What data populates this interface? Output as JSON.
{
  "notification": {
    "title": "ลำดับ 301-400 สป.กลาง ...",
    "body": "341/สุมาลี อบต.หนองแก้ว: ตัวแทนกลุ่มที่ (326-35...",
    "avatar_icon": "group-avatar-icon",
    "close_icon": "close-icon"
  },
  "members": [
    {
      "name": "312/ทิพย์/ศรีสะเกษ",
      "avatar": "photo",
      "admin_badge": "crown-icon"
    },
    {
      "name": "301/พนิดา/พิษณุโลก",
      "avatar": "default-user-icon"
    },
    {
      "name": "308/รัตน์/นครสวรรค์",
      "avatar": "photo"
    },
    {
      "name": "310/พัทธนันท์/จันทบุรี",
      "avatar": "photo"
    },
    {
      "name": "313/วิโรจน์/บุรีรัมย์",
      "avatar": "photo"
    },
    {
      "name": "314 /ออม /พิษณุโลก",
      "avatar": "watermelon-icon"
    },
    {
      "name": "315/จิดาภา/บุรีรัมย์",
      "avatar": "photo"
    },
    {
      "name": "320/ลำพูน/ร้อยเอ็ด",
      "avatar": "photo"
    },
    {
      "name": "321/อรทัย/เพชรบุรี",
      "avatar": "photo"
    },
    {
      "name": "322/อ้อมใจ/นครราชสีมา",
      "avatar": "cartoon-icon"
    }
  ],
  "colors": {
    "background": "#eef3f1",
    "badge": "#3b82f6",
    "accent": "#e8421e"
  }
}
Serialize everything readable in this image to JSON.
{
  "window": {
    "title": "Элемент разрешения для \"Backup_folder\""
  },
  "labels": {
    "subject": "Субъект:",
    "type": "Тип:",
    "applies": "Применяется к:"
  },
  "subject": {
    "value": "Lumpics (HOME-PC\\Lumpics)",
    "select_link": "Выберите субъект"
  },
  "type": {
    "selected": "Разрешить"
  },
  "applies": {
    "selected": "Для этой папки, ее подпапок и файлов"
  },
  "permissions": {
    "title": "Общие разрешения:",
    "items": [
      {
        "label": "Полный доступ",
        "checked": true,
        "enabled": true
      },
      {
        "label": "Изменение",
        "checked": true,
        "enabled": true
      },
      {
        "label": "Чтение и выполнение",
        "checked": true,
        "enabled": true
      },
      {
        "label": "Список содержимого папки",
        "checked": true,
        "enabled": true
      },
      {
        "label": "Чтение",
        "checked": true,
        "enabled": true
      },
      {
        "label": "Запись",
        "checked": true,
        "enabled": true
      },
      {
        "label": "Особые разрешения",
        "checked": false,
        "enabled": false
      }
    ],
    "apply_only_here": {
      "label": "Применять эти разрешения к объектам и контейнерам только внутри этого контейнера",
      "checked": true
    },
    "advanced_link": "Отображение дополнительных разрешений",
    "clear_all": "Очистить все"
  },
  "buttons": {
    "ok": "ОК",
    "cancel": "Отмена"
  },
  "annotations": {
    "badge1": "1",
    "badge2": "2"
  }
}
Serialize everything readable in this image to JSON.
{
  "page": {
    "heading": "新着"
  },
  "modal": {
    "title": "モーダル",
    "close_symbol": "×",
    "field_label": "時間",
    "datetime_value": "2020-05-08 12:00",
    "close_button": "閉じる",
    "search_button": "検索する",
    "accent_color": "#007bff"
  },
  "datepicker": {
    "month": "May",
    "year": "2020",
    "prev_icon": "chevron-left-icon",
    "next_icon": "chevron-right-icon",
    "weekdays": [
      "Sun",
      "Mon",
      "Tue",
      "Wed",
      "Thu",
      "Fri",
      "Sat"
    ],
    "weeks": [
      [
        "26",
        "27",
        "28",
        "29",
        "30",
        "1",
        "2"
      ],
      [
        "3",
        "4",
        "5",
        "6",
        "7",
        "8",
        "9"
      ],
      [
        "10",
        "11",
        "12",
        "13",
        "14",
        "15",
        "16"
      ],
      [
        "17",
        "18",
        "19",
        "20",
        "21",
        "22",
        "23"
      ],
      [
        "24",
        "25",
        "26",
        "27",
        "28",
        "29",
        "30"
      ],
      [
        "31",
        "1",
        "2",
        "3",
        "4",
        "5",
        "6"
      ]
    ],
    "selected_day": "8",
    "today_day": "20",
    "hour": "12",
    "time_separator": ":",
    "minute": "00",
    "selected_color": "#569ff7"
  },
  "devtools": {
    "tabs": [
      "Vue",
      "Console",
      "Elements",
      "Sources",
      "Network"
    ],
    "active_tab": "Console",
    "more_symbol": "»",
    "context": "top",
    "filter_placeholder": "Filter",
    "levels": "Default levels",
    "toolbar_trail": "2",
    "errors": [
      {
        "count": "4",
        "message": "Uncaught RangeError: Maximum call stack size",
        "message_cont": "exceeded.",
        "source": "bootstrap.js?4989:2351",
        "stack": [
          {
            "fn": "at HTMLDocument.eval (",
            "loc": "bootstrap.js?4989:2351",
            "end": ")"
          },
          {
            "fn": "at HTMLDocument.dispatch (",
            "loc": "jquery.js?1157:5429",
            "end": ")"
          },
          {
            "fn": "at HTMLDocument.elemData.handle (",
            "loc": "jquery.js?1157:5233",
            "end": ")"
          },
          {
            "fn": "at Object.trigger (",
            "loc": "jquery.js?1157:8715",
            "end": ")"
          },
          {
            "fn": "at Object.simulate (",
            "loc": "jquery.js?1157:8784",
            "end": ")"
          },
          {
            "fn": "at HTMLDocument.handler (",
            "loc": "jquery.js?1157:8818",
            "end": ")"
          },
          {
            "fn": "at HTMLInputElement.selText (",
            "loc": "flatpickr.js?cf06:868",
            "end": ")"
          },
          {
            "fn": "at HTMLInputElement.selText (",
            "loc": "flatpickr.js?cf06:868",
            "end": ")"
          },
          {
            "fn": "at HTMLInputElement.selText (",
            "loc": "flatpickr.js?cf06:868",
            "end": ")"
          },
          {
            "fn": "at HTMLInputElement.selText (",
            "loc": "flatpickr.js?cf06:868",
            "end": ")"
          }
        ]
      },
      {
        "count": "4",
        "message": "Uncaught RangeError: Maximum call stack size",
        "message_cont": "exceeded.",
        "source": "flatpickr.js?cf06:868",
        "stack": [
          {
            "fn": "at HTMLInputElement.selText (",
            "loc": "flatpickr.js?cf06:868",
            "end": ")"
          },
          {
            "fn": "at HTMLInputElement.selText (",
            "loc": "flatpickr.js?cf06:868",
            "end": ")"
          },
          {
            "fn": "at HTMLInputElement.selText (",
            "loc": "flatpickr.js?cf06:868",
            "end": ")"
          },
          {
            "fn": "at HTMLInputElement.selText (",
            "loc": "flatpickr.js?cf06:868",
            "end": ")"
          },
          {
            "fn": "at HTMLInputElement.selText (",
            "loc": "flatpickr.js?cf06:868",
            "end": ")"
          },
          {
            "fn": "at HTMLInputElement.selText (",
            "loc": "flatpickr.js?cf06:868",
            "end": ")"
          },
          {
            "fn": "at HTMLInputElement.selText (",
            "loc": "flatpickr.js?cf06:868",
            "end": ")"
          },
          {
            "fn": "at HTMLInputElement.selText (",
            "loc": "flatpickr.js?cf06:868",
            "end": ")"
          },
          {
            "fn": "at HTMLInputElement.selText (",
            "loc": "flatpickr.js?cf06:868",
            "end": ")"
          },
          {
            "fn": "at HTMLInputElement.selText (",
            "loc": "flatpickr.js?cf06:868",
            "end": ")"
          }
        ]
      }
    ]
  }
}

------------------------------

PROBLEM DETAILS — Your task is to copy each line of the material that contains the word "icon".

RESULT FOR THIS TASK —
    "avatar_icon": "group-avatar-icon",
    "close_icon": "close-icon"
      "admin_badge": "crown-icon"
      "avatar": "default-user-icon"
      "avatar": "watermelon-icon"
      "avatar": "cartoon-icon"
    "prev_icon": "chevron-left-icon",
    "next_icon": "chevron-right-icon",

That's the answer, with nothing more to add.